Taliban gone in three months
President George W. Bush ordered airstrikes on Afghanistan a month after the Sept. 11 attacks. It was billed as America’s first retaliatory move after 9/11 and the stated aim was to find Osama bin Laden and stop Al Qaeda and other terrorist groups from using the country as a haven.
Within three months, the US had removed the Taliban regime and the International Security Assistance Force, composed of more than 40 nations, was established to restore peace and secure the nation.
While the US and international forces continued to pursue Al Qaeda, they also turned their efforts to combating antigovernment forces, training Afghan forces, and engaging in reconstruction projects. Violence remained relatively low until mid-2006, when the Taliban began to make a resurgence. Now Afghanistan is experiencing record levels of violence, and though the Taliban and other insurgent groups have reportedly started talks with the government, most analysts agree that a comprehensive peace agreement will take time.
Among the challenges facing those trying to make peace, many question if those appointed by President Hamid Karzai to be part of the High Peace Council, a group that held its inaugural meeting Thursday separately from secret peace talks, are capable of brokering a deal with antigovernment forces.
“There are only few [individuals on the council] that represent the voice of the Afghan people, but those cannot thaw the ice between the Taliban and the Afghan government,” says Khalil Nouri, cofounder of New World Strategies Coalition Inc., an Afghanistan think tank based in Fremont, Calif., that researches nonmilitary solutions.
Candace Rondeaux, the International Crisis Group’s senior analyst for Afghanistan, is also skeptical. “It is unclear which elements of the insurgency would be welcome at the table," she says, '' [and] it is not entirely clear that those from the ISAF side of the table who would be in a position to bargain fully understand the demands of the insurgency and are prepared to deal with those demands or that they have anything to offer in exchange.”
A phone call: 'it's safe to come home'
When he was 11 years old, living as a refugee in Peshawar, Pakistan, Mohammed Zaki’s aunt called his mother from Kabul to tell her that the Americans had started bombing the Taliban and soon it would be safe for him to return to Afghanistan. Three months later, his family was back in their homeland.
“I was very happy when I heard about the Americans bombing Afghanistan, because I thought they would destroy the Taliban and I could go back to my land,” says Mr. Zaki, a furniture-maker. “Now the situation has changed. We were safe in Pakistan, but now we don’t know if a suicide bomber will blow himself up at any moment, and Pakistan has gotten worse so we can’t go back there, either.”
Many Afghans who remember the initial excitement of the American and international forces' attacks on the Taliban, say they also remember just as vividly the shift in their support of the US.

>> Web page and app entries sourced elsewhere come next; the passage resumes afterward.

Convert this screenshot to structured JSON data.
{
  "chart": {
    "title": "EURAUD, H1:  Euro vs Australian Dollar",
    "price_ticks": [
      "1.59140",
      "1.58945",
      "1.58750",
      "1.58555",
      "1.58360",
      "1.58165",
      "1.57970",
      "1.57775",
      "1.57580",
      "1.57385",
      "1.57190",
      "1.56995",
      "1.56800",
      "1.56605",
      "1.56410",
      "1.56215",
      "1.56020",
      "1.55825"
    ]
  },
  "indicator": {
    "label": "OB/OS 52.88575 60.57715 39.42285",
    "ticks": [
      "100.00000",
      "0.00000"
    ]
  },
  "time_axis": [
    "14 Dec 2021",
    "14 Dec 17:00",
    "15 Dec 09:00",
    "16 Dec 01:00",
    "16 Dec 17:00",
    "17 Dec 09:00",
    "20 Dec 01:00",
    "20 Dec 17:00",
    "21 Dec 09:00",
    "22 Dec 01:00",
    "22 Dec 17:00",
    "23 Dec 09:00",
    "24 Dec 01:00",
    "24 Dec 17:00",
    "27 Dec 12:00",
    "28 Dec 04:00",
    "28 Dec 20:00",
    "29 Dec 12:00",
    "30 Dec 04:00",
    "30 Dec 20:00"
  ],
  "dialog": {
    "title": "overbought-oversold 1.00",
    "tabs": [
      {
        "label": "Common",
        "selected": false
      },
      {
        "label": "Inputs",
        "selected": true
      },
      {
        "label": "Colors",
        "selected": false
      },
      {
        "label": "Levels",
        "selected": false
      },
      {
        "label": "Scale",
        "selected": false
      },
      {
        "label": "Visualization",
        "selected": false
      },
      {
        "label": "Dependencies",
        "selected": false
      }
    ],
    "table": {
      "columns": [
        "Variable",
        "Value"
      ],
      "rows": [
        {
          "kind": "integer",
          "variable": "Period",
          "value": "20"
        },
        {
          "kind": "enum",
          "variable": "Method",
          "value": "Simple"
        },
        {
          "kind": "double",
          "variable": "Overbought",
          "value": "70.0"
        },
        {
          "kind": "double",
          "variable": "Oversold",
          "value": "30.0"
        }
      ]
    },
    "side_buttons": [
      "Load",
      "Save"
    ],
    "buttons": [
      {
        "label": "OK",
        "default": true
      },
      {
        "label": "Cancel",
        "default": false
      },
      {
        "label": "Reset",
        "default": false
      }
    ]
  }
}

“We were happy that they destroyed the Taliban, but we got angry when they started killing civilians,” says Hossin Ali Karimi, a social worker at an international nongovernmental organization in Kabul, echoing a common sentiment among Afghans who have grown disenchanted with the presence of foreign forces.
Despite his frustrations with foreign troops, however, he says that if they leave, he worries that the Taliban will return to power.

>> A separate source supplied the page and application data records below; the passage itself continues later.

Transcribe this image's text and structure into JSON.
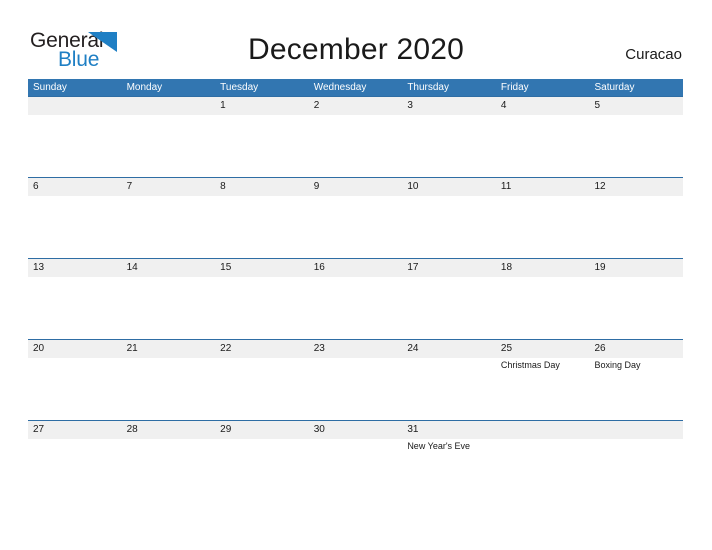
{
  "brand": {
    "name_part1": "General",
    "name_part2": "Blue",
    "flag_icon": "blue-flag-triangle",
    "color_dark": "#231f20",
    "color_blue": "#1f7fc4"
  },
  "header": {
    "title": "December 2020",
    "locale": "Curacao"
  },
  "theme": {
    "header_blue": "#3276b1",
    "row_border_blue": "#2e6da4",
    "band_gray": "#f0f0f0",
    "text_dark": "#1a1a1a"
  },
  "calendar": {
    "month": "December",
    "year": "2020",
    "weekday_headers": [
      "Sunday",
      "Monday",
      "Tuesday",
      "Wednesday",
      "Thursday",
      "Friday",
      "Saturday"
    ],
    "weeks": [
      [
        {
          "date": "",
          "event": ""
        },
        {
          "date": "",
          "event": ""
        },
        {
          "date": "1",
          "event": ""
        },
        {
          "date": "2",
          "event": ""
        },
        {
          "date": "3",
          "event": ""
        },
        {
          "date": "4",
          "event": ""
        },
        {
          "date": "5",
          "event": ""
        }
      ],
      [
        {
          "date": "6",
          "event": ""
        },
        {
          "date": "7",
          "event": ""
        },
        {
          "date": "8",
          "event": ""
        },
        {
          "date": "9",
          "event": ""
        },
        {
          "date": "10",
          "event": ""
        },
        {
          "date": "11",
          "event": ""
        },
        {
          "date": "12",
          "event": ""
        }
      ],
      [
        {
          "date": "13",
          "event": ""
        },
        {
          "date": "14",
          "event": ""
        },
        {
          "date": "15",
          "event": ""
        },
        {
          "date": "16",
          "event": ""
        },
        {
          "date": "17",
          "event": ""
        },
        {
          "date": "18",
          "event": ""
        },
        {
          "date": "19",
          "event": ""
        }
      ],
      [
        {
          "date": "20",
          "event": ""
        },
        {
          "date": "21",
          "event": ""
        },
        {
          "date": "22",
          "event": ""
        },
        {
          "date": "23",
          "event": ""
        },
        {
          "date": "24",
          "event": ""
        },
        {
          "date": "25",
          "event": "Christmas Day"
        },
        {
          "date": "26",
          "event": "Boxing Day"
        }
      ],
      [
        {
          "date": "27",
          "event": ""
        },
        {
          "date": "28",
          "event": ""
        },
        {
          "date": "29",
          "event": ""
        },
        {
          "date": "30",
          "event": ""
        },
        {
          "date": "31",
          "event": "New Year's Eve"
        },
        {
          "date": "",
          "event": ""
        },
        {
          "date": "",
          "event": ""
        }
      ]
    ]
  }
}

For Abdul Shakur, who has spent most of his adult life battling the Taliban, first with the Northern Alliance and now as an officer with the Afghan Army, his hope was that the American bombardment would bring an end to war in his country. Stationed in Parwan, north of Kabul, nine years ago, he watched bombs fall on Taliban trenches. Only five years earlier, he’d been shot in the neck during a battle with the Taliban.
“I was very excited that the Taliban were being killed by the bombing,” he says. Today, he says he worries that the Taliban is even stronger than it was before. “Now I am happier than I was during the Taliban time, but there are still problems.”